artisanalmining

Chemistry and biology students, along with Associate Professor of Biology Dr. Kevin Drace and Associate Professor of Chemistry Dr. Adam Kiefer, will travel to Portovelo, Ecuador, this summer as part of Mercer On Mission to develop a map highlighting mercury hot spots created by artisanal mining and the industry’s processing plants.

Artisanal miners use toxic elemental mercury to extract gold from crushed rock. Mercury is mixed with the powdered rock to amalgamate the gold, and the gold/mercury mixture is “burned” (heated), spreading the mercury into miners’ lungs and throughout the environment. The mercury is highly persistent and contaminates the soil, water and air. It also enters the food chain and bioaccumulates in miners and their family members.

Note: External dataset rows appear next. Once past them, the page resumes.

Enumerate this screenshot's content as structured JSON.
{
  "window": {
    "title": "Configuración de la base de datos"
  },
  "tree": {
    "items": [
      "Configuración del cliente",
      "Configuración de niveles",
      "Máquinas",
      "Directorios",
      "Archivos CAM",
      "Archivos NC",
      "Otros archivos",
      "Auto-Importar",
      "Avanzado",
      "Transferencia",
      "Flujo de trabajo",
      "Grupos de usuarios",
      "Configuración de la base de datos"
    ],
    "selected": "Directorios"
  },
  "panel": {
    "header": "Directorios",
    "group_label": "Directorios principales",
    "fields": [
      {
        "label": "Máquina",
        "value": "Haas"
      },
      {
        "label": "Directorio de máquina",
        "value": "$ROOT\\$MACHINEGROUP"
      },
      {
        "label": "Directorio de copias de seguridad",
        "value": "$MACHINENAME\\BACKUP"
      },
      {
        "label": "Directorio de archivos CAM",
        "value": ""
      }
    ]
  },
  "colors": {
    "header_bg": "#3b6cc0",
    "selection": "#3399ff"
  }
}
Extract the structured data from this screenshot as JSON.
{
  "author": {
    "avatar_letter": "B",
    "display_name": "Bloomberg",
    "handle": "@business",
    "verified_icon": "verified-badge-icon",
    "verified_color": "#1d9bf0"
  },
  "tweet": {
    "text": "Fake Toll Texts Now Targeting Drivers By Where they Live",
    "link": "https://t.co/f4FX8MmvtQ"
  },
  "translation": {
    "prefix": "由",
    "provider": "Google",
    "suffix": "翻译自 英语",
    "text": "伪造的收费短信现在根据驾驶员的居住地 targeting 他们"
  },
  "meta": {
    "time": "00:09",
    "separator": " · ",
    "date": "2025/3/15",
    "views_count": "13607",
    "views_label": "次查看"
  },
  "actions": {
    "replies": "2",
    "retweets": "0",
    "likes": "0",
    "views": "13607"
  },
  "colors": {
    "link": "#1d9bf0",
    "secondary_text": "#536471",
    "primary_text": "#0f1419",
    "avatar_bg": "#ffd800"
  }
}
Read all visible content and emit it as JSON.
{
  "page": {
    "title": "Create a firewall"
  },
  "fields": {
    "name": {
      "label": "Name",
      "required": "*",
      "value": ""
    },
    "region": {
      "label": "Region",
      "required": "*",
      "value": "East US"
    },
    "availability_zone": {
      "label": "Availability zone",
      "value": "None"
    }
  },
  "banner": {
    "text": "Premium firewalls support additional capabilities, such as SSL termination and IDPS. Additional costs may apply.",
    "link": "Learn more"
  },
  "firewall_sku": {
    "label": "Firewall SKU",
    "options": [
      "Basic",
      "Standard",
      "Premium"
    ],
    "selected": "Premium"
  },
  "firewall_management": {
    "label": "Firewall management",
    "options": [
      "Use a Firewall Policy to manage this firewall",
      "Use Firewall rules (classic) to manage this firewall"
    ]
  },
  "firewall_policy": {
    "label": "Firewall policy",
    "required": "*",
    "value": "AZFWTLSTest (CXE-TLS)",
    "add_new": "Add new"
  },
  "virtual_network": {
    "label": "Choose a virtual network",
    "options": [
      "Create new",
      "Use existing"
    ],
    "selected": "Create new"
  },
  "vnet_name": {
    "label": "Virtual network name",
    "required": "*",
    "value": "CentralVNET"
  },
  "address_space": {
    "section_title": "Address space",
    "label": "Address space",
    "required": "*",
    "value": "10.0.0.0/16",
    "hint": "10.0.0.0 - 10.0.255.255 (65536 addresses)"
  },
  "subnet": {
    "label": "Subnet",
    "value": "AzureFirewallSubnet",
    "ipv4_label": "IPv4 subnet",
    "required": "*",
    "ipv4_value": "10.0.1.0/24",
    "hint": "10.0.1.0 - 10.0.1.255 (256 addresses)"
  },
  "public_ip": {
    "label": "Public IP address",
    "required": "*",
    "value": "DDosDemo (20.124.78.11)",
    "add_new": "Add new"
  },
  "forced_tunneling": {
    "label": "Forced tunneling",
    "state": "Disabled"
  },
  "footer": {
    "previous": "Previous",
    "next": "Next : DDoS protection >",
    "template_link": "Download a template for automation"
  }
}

Portovelo has unacceptably high concentrations of mercury surrounding its gold processing sites. The proposed map will highlight the hot spots of mercury contamination in the air and soil and serve as a resource for government and processing plant officials. Additionally, the Mercer On Mission team will determine the amount of mercury emitted by the plants, which will give them a baseline of contamination and will allow them to monitor the human and environmental exposure to mercury.

artisanalmining-02This Mercer On Mission trip is preceded by two trips to the province of Manica in Mozambique, Africa (2010 and 2011), where 18 students, Dr. Drace and Dr. Kiefer explored the science involved in artisanal mining. The research gathered from those trips resulted in two peer-reviewed publications in Journal of Cleaner Production with 11 student coauthors, numerous student poster presentations, and lectures at local, national and international meetings.

The group traveling to Ecuador will follow up on those manuscripts regarding the chemistry of amalgamation (mixing mercury and gold). “Understanding the fundamental chemistry of the mining process will hopefully allow us to develop new and inexpensive technologies to limit emissions of mercury on a global scale,” Dr. Kiefer said.

Additionally, Dr. Drace’s research group is currently identifying mercury resistant bacteria and testing for increased antibiotic resistance. Evidence suggests that closely linked antibiotic resistance genes are shared among the same bacteria that acquire mercury resistance genes. Dr. Drace’s group is continuing to monitor the potential danger posed by antibiotic resistance pathogens increasing in number due to inappropriate mercury use.